The Director of Diaspora Affairs at the office of the President says government is engaging relevant stakeholders in the financial services sector to help reduce the high charges on remittances.
According to Akwasi Awuah Ababio, the estimated volume of remittances to Ghana is about $3 billion which holds huge revenue potential for the country hence the need to reduce the high charges on them.
Mr Ababio was speaking at the IOM’s Africa Caribbean and Pacific Group of states and EU Regional Thematic Meeting in Accra.
He added that the government is embarking on advocacy and education to get the Diaspora to transfer funds through the formal channels.
Although in Sub-Saharan Africa, the flow of remittances is on the rise, the high cost of transfer of funds has been a major hindrance.
Currently, sub-Saharan Africa has been identified to have the highest cost on transfer pegged at 9.4%of the transfer amount, a figure that is 29% above the world average in 2017 and the SDG 10C’s target of 3%.
According to the Chief of Mission for the International Organization for Migration (IOM) in Ghana, Togo and Benin, Sylvia Lopez-Erka more effort must be made to reach folks in the rural areas who are high dependents of remittances.
She said, her outfit is doing a lot in having remittances transferred directly; however, there is a gap in reaching persons in the rural areas where persons do not have adequate literacy. Moreover, more effort must be made to educate them.

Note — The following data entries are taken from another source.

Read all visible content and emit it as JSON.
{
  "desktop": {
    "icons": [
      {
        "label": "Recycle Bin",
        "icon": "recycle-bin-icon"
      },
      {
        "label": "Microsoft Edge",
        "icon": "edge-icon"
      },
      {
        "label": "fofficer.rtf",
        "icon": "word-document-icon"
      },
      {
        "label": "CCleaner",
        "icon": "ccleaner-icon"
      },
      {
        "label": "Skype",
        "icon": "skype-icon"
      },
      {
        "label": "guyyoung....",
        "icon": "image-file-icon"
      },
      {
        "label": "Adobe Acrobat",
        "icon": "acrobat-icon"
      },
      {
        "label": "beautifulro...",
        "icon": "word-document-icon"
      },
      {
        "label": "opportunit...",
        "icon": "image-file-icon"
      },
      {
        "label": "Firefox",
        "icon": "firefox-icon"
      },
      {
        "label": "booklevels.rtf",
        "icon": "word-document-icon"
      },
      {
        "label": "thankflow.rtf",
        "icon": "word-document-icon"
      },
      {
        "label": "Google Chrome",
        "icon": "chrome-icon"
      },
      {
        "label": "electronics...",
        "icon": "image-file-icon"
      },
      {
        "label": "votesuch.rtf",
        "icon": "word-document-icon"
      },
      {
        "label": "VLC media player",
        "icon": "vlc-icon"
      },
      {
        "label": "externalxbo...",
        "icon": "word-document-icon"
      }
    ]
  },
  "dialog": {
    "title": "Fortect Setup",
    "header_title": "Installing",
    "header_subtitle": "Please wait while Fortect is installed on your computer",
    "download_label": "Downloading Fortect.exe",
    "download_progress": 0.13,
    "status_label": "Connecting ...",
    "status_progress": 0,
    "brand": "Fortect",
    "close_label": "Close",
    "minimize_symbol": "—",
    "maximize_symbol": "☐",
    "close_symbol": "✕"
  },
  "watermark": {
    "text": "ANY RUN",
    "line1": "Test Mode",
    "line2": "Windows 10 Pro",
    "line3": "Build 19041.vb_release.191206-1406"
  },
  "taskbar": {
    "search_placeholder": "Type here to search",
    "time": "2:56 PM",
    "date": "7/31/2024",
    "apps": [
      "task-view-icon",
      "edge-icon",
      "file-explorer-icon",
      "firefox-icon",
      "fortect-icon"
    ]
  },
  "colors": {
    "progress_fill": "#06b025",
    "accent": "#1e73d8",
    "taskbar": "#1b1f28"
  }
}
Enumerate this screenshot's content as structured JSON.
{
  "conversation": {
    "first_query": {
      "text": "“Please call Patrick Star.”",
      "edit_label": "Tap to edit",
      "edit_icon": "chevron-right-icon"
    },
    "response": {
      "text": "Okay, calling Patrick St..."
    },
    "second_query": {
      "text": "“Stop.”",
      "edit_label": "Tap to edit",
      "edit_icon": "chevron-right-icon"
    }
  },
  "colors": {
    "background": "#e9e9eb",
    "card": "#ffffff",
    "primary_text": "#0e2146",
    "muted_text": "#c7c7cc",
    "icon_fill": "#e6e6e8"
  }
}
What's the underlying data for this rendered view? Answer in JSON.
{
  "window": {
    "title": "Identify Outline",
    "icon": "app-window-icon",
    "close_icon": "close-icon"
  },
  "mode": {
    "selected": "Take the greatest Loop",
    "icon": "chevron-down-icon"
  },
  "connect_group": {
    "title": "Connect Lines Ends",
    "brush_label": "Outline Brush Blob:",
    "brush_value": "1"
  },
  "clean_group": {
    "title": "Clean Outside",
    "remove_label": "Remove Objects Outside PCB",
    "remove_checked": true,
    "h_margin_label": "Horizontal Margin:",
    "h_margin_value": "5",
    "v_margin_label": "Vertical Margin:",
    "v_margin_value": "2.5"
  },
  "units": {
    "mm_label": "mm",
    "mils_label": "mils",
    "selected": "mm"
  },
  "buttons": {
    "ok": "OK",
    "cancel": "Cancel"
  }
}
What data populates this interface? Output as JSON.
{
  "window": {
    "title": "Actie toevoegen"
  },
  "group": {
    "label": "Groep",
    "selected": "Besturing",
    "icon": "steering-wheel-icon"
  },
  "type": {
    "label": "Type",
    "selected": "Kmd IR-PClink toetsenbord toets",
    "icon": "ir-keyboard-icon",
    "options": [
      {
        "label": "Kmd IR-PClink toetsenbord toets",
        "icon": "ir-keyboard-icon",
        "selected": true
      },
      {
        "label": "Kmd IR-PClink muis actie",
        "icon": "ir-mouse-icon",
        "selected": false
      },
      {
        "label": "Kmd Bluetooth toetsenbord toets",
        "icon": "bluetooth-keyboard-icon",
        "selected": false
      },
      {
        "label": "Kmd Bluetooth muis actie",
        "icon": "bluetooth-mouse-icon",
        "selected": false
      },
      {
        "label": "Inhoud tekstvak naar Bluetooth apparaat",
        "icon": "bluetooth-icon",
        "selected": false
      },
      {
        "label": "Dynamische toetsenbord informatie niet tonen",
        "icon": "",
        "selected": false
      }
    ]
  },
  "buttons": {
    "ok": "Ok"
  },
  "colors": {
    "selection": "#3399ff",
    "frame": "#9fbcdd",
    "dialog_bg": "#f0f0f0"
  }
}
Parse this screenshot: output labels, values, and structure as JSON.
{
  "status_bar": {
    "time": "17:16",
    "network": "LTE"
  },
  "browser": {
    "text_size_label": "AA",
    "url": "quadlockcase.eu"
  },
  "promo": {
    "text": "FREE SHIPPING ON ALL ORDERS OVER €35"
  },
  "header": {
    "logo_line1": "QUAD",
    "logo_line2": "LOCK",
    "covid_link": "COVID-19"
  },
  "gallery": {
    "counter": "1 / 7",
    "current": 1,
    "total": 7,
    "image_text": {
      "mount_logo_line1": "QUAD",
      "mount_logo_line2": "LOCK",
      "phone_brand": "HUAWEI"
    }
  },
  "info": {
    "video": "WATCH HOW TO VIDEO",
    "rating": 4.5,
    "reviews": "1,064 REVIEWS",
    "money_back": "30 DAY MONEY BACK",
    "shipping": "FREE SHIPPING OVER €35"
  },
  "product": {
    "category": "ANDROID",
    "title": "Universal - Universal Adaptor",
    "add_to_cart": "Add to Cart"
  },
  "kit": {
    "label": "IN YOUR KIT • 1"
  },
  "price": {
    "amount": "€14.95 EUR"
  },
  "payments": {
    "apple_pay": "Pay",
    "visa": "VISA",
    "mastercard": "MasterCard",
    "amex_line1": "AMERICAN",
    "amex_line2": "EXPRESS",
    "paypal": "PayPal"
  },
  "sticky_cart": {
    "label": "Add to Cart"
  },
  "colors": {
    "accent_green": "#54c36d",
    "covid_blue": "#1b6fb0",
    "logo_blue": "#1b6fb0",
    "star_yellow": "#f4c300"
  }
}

She pushed for transparency in costs involved in making transfers and regulating of the transfer market which could help drive down the cost of transfer.
On her part, the program manager for the EU commission, Maria Piazza identified the need for regulations and policies to help harness the benefits of remittances.
“Legislative framework is key to regulate the use of diaspora remittances and there’s a need for discussion on the implementation which is all key to harness the potential of remittances,” she said.
Remittance flows to low and middle-income countries increased in 2017 by 8.5 per cent compared to 2016 rising to $466 billion.
The largest remittance recipients in Sub-Saharan Africa in 2017 included Nigeria ($22 billion), Senegal ($2.2 billion), Ghana ($2.2 billion), Kenya ($2.0 billion), Uganda ($1.4 billion), and Mali ($1.0 billion). These countries are likely to remain the largest recipients in the region in 2018 and 2019.
This new record recorded by the world bank is more than three times the size of official development assistance to low and middle-income countries excluding China.
Globally, remittance flows also reached $613 billion in the same year.
Launched in 2014, the African Caribbean Pacific-EU Migration Action provides technical support on migration to member countries in areas of remittances, readmission and visas.